functions, not those of a judge. Id. But the
nonmovant must do more than simply show that there is some
metaphysical doubt as to the material facts. Id. In
order to show that disputed facts are material, the party
opposing summary judgment must cite to the relevant
substantive law in identifying facts that might affect the
outcome of the suit. Quinn v. St. Louis County, 653
F.3d 745, 751 (8th Cir. 2011). The mere existence of a
scintilla of evidence in support of the nonmovant's
position will be insufficient; there must be evidence on
which the jury could conceivably find for the nonmovant.
Barber v. C1 Truck Driver Training, LLC, 656 F.3d
782, 791-92 (8th Cir. 2011). Where the record taken as a
whole could not lead a rational trier of fact to find for the
nonmoving party, there is no genuine issue for trial.
Torgerson, 643 F.3d at 1042.
prevail on a claim of breach of fiduciary duty under ERISA,
the plaintiff "must make a prima facie showing that [a]
defendant acted as a fiduciary, breached [his] fiduciary
duties, and thereby caused a loss to the Plan."
Braden v. Wal-Mart Stores, Inc., 588 F.3d 585, 594
(8th Cir. 2009). As explained in the Court's prior
Memorandum and Order, ERISA imposes upon fiduciaries twin
duties of loyalty and prudence. Those duties generally
require fiduciaries to act in the sole interest of plan
participants and to carry out their duties with the care,
skill, prudence, and diligence under the circumstances then
prevailing that a prudent man acting in a like capacity and
familiar with such matters would use in the conduct of an
enterprise of a like character and with like aims.
Id. at 595.
to National Indemnity, however, the record evidence does not
contain any, much less sufficient, evidence from which a
reasonable fact finder could find that National Indemnity
acted imprudently or disloyally in its administration of the
Plan.
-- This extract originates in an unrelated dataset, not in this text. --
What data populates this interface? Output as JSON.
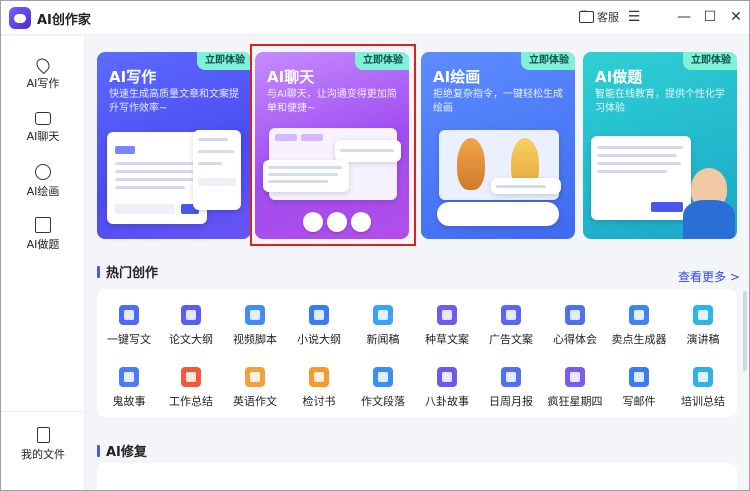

As such, National Indemnity urges dismissal of
Muri's duty of prudence and duty of loyalty claims.
briefly noted above, the duty of prudence requires
fiduciaries to act solely in the interest of plan
participants and beneficiaries and ERISA requires fiduciaries
to carry out their duties with care, skill, prudence, and
diligence under the circumstances. Id. But that duty
requires fiduciaries to act with prudence, not prescience,
and thus, the relevant inquiry focuses on the information
available to the fiduciary at the time of the relevant
investment decision. Pension Benefit Guar. Corp. ex rel.
St. Vincent Catholic Med. Ctrs. Ret. Plan v. Morgan Stanley
Inv. Mgmt., Inc., 712 F.3d 705, 716. (2d Cir. 2013).
a plan fiduciary also has a continuing duty to monitor and
evaluate the fund options in the Plan and to remove imprudent
ones. Tibble v. Edison Int'l, 135 S.Ct. 1823,
1828 (2015). That means the fiduciaries must
"systematically consider all the investments of the
[Plan] at regular intervals to ensure that they are
appropriate." Id.But even if a fiduciary did
not adequately engage in a review process before making a
decision, that fiduciary is insulated from liability if a
hypothetical prudent ...